What you return must match the records exactly, with every line included.
════════
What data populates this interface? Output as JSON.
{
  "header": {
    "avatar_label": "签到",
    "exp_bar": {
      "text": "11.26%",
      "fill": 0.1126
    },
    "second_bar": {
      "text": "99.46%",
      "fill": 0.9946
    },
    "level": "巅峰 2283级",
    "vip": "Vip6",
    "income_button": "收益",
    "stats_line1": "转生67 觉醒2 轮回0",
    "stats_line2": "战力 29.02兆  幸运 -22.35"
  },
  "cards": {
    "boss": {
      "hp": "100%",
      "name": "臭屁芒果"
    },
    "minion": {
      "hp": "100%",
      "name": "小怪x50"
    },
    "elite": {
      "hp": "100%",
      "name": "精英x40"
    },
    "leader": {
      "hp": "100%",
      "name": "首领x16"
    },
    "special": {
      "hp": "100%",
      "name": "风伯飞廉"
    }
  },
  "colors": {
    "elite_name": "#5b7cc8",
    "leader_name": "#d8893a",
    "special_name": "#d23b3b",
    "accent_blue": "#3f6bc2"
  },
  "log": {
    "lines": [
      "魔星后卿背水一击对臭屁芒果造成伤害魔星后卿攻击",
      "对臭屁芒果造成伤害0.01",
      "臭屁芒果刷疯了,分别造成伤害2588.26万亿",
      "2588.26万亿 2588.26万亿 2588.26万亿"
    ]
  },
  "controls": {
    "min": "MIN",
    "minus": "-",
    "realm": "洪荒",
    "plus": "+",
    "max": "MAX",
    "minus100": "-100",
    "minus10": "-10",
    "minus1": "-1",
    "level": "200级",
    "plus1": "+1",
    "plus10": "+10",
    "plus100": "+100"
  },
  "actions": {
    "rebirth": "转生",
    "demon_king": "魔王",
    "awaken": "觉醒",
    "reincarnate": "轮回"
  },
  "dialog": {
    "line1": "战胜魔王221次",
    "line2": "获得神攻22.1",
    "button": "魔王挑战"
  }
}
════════
■ The answer ■
What data populates this interface? Output as JSON.
{
  "header": {
    "avatar_label": "签到",
    "exp_bar": {
      "text": "11.26%",
      "fill": 0.1126
    },
    "second_bar": {
      "text": "99.46%",
      "fill": 0.9946
    },
    "level": "巅峰 2283级",
    "vip": "Vip6",
    "income_button": "收益",
    "stats_line1": "转生67 觉醒2 轮回0",
    "stats_line2": "战力 29.02兆  幸运 -22.35"
  },
  "cards": {
    "boss": {
      "hp": "100%",
      "name": "臭屁芒果"
    },
    "minion": {
      "hp": "100%",
      "name": "小怪x50"
    },
    "elite": {
      "hp": "100%",
      "name": "精英x40"
    },
    "leader": {
      "hp": "100%",
      "name": "首领x16"
    },
    "special": {
      "hp": "100%",
      "name": "风伯飞廉"
    }
  },
  "colors": {
    "elite_name": "#5b7cc8",
    "leader_name": "#d8893a",
    "special_name": "#d23b3b",
    "accent_blue": "#3f6bc2"
  },
  "log": {
    "lines": [
      "魔星后卿背水一击对臭屁芒果造成伤害魔星后卿攻击",
      "对臭屁芒果造成伤害0.01",
      "臭屁芒果刷疯了,分别造成伤害2588.26万亿",
      "2588.26万亿 2588.26万亿 2588.26万亿"
    ]
  },
  "controls": {
    "min": "MIN",
    "minus": "-",
    "realm": "洪荒",
    "plus": "+",
    "max": "MAX",
    "minus100": "-100",
    "minus10": "-10",
    "minus1": "-1",
    "level": "200级",
    "plus1": "+1",
    "plus10": "+10",
    "plus100": "+100"
  },
  "actions": {
    "rebirth": "转生",
    "demon_king": "魔王",
    "awaken": "觉醒",
    "reincarnate": "轮回"
  },
  "dialog": {
    "line1": "战胜魔王221次",
    "line2": "获得神攻22.1",
    "button": "魔王挑战"
  }
}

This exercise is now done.